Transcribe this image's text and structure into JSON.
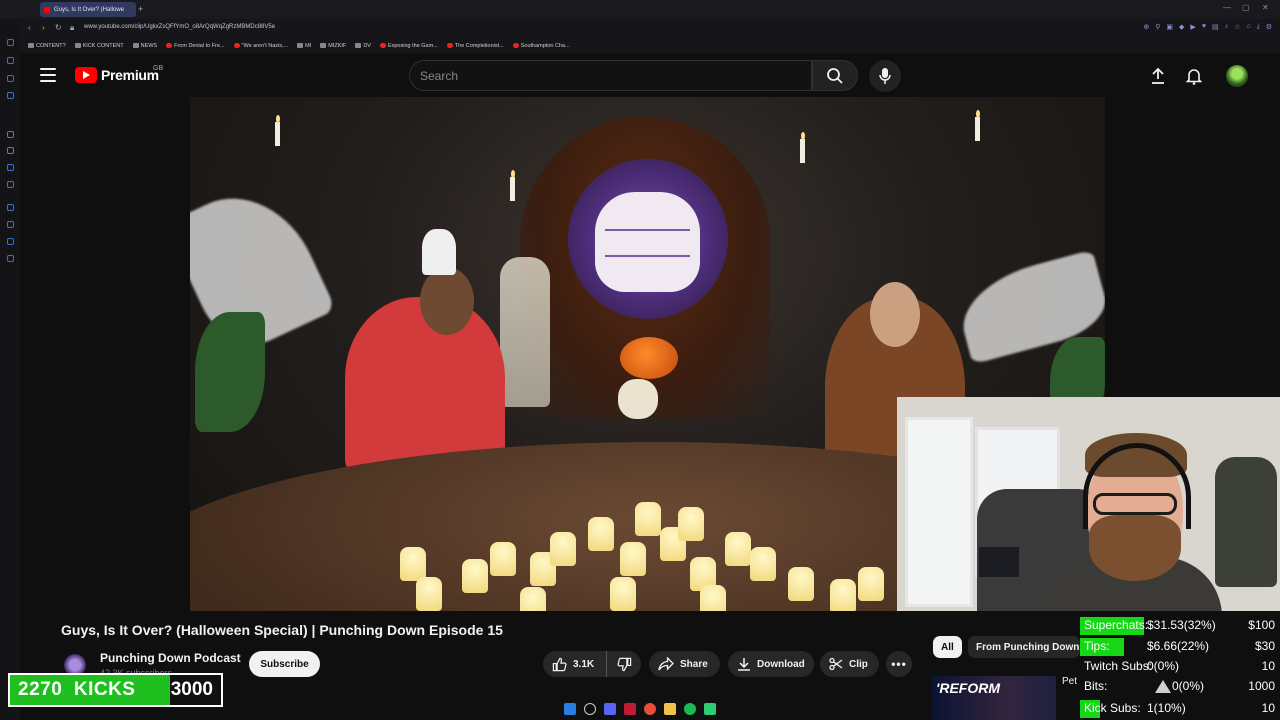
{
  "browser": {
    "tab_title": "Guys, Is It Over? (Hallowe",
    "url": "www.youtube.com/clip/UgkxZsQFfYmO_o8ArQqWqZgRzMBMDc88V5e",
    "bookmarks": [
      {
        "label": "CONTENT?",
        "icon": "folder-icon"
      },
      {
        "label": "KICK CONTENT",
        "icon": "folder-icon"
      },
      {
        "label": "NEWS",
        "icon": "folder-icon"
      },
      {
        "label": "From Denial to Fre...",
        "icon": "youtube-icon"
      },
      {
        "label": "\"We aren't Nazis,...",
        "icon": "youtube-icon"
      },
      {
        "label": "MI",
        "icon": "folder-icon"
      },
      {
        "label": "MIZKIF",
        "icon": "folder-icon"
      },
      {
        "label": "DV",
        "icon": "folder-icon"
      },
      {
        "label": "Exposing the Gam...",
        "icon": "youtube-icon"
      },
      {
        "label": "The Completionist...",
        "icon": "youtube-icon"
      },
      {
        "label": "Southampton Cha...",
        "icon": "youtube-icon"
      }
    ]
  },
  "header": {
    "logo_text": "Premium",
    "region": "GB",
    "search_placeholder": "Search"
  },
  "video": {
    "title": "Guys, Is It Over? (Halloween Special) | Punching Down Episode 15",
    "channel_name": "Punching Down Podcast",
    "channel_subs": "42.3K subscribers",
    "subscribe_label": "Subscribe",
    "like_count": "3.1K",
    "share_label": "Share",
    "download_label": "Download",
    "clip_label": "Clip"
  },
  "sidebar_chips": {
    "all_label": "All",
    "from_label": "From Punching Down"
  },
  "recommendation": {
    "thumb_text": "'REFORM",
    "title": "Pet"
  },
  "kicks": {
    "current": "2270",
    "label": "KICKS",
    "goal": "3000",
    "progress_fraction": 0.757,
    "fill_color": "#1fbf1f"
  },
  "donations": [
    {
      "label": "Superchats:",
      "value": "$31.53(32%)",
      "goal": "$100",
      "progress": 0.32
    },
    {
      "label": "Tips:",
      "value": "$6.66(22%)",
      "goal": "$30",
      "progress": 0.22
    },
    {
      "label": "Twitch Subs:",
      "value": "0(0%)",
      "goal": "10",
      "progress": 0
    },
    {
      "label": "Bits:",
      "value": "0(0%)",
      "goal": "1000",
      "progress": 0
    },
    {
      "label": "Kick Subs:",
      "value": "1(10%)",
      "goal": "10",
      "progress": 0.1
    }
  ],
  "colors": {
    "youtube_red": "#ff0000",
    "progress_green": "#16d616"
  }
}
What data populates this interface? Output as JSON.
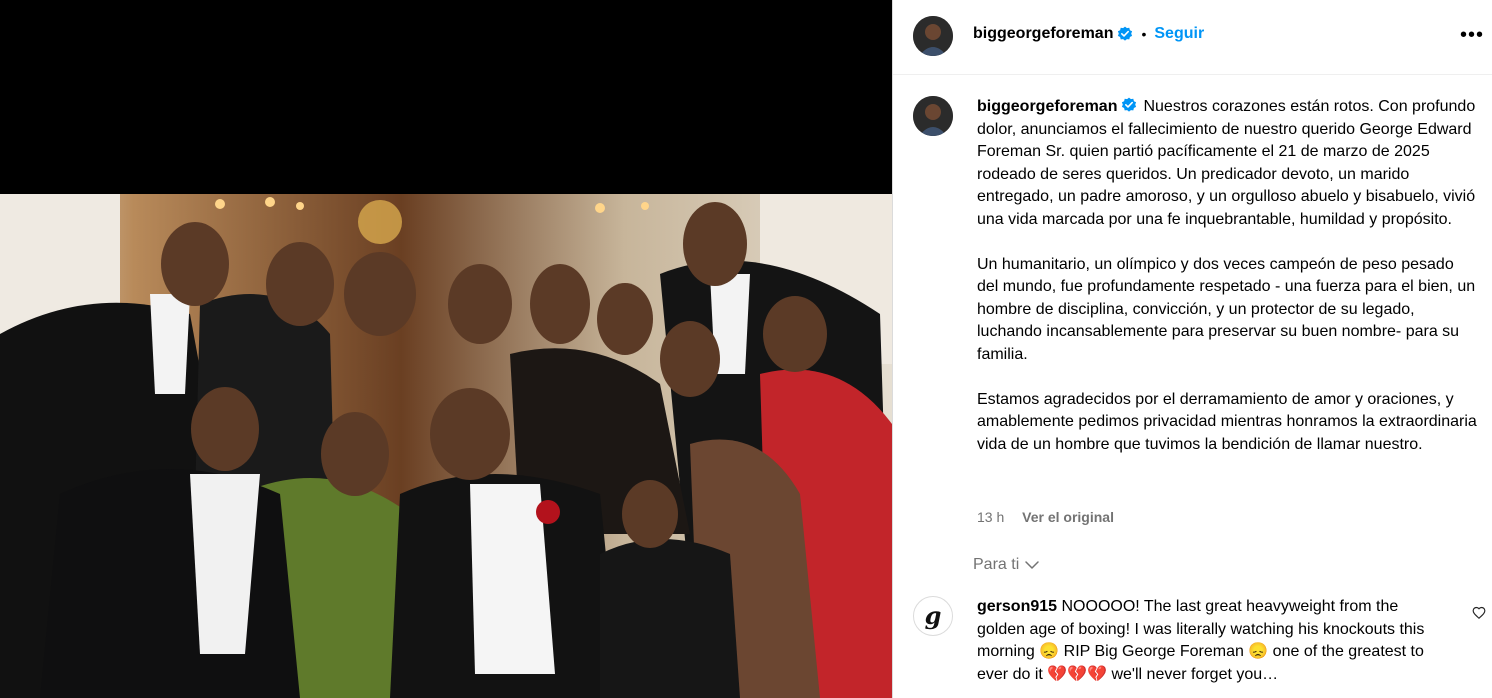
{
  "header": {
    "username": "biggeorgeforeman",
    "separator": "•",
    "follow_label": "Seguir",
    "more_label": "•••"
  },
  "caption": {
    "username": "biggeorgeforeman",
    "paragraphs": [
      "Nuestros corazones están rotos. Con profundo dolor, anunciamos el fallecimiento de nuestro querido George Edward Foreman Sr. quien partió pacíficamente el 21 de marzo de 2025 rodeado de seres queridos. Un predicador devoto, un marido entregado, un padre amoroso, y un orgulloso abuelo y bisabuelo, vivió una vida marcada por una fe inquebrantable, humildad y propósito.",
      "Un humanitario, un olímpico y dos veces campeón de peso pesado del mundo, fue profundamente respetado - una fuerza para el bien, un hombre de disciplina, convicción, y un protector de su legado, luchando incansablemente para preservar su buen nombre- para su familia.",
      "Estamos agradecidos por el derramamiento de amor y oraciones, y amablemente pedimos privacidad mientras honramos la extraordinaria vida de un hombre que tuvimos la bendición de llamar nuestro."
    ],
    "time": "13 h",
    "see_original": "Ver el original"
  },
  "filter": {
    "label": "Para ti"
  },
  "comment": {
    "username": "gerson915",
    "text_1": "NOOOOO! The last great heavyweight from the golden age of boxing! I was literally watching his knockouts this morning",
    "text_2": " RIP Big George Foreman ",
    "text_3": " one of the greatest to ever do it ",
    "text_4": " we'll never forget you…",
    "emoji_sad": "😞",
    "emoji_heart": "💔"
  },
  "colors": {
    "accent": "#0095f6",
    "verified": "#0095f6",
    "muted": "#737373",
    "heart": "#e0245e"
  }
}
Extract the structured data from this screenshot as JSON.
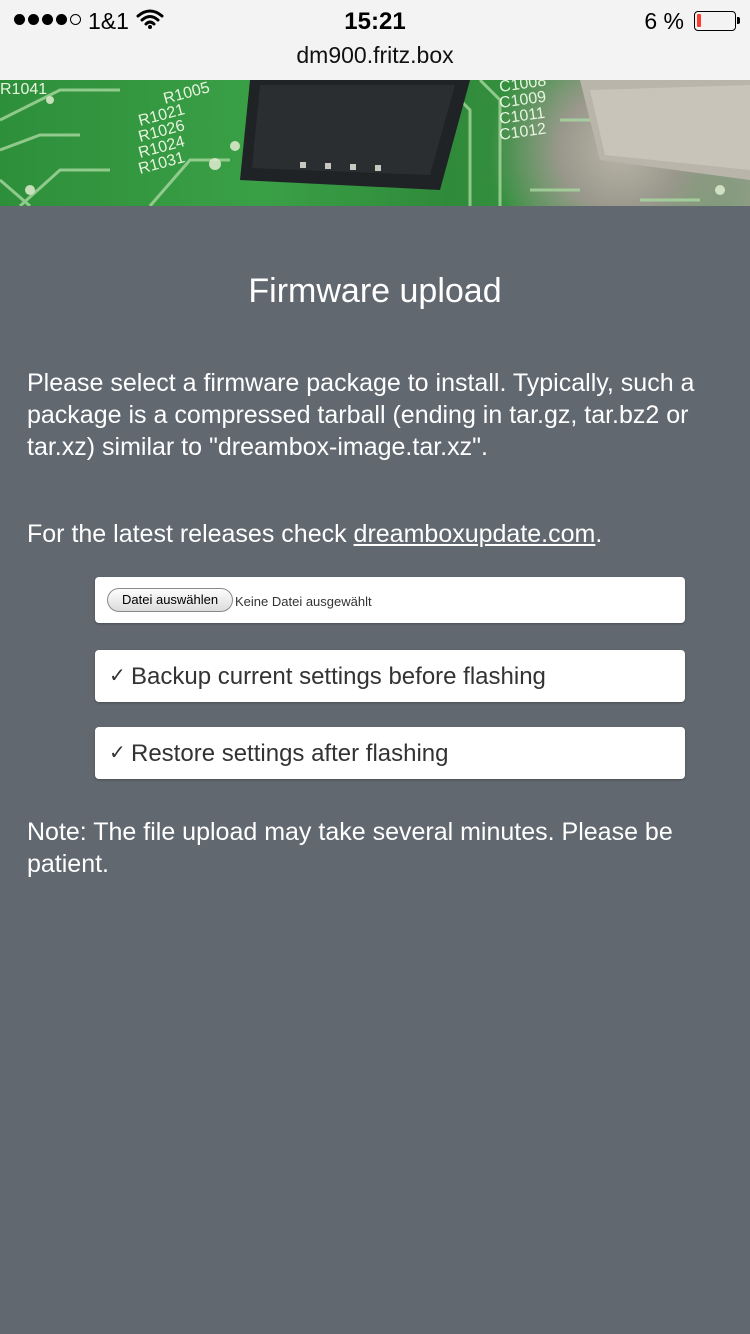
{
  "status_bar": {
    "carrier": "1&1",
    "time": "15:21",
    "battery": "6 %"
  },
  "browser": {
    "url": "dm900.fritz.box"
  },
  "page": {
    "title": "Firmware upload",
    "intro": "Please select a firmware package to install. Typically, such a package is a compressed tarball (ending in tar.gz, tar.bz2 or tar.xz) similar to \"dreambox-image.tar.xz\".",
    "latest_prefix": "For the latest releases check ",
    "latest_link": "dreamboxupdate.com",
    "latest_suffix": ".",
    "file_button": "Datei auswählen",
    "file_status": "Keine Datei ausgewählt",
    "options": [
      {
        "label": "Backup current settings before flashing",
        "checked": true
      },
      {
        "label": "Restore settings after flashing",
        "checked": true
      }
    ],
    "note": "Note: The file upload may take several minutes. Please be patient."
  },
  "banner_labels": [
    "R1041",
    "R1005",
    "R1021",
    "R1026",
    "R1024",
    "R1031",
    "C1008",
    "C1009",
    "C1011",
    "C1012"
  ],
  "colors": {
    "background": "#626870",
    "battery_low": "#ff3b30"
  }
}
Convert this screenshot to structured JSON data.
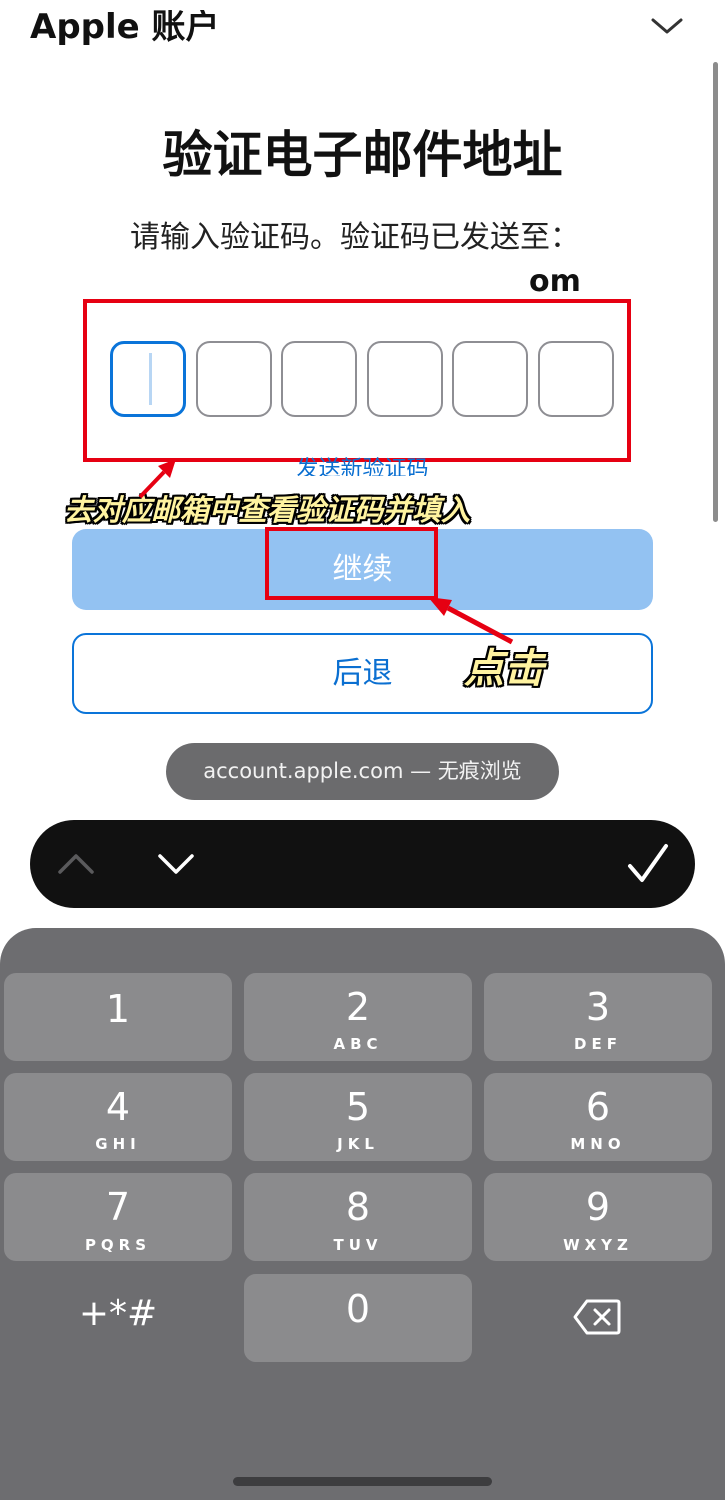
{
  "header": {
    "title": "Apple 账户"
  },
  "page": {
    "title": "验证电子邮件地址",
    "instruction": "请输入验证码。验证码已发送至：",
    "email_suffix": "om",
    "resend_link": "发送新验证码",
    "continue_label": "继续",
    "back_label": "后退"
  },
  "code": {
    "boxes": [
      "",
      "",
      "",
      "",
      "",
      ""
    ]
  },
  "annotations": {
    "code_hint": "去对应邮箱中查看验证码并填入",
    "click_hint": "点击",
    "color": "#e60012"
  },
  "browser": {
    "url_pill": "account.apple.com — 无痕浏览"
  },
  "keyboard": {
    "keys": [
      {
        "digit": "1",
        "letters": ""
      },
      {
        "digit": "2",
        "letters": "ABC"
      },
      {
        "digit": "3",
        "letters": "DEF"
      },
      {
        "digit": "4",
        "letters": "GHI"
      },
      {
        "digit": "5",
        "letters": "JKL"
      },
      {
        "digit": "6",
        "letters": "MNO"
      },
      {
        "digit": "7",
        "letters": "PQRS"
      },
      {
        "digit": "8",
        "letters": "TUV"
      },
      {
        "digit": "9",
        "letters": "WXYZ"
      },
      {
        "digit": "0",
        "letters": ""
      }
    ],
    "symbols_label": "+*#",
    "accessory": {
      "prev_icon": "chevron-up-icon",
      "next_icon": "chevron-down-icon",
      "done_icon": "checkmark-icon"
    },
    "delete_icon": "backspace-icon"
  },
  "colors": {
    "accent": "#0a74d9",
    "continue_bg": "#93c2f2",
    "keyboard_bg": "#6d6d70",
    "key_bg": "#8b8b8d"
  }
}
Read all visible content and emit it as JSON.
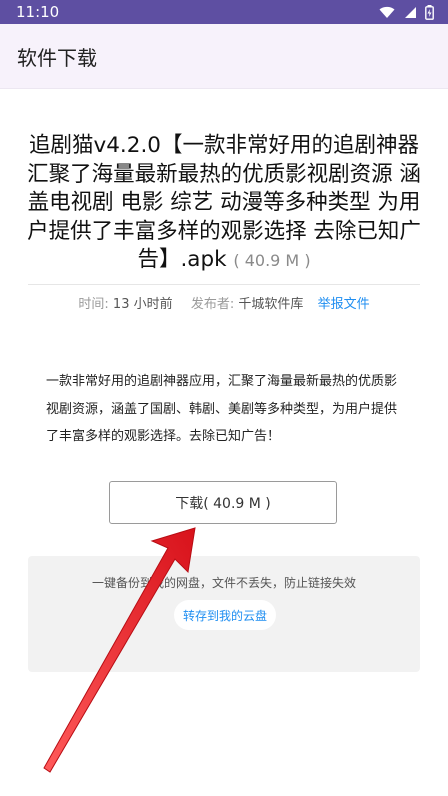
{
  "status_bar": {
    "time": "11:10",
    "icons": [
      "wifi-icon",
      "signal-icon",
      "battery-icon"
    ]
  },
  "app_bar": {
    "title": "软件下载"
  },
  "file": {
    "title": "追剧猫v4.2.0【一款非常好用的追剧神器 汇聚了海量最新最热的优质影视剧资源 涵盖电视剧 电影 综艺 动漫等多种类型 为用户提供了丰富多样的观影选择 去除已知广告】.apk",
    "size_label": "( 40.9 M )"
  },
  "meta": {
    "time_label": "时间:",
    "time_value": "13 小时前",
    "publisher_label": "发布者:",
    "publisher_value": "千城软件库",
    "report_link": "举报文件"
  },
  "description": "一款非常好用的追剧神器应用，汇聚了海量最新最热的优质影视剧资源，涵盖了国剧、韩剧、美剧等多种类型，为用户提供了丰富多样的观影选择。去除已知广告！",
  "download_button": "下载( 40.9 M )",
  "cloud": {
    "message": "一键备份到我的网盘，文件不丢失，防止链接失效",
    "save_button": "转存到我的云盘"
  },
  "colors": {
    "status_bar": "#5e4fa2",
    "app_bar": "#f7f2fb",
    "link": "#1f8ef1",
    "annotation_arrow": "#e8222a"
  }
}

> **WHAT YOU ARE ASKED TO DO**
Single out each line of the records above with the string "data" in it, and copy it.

> **WRITTEN RESPONSE**
What data populates this interface? Output as JSON.
Extract the structured data from this screenshot as JSON.
Convert this screenshot to structured JSON data.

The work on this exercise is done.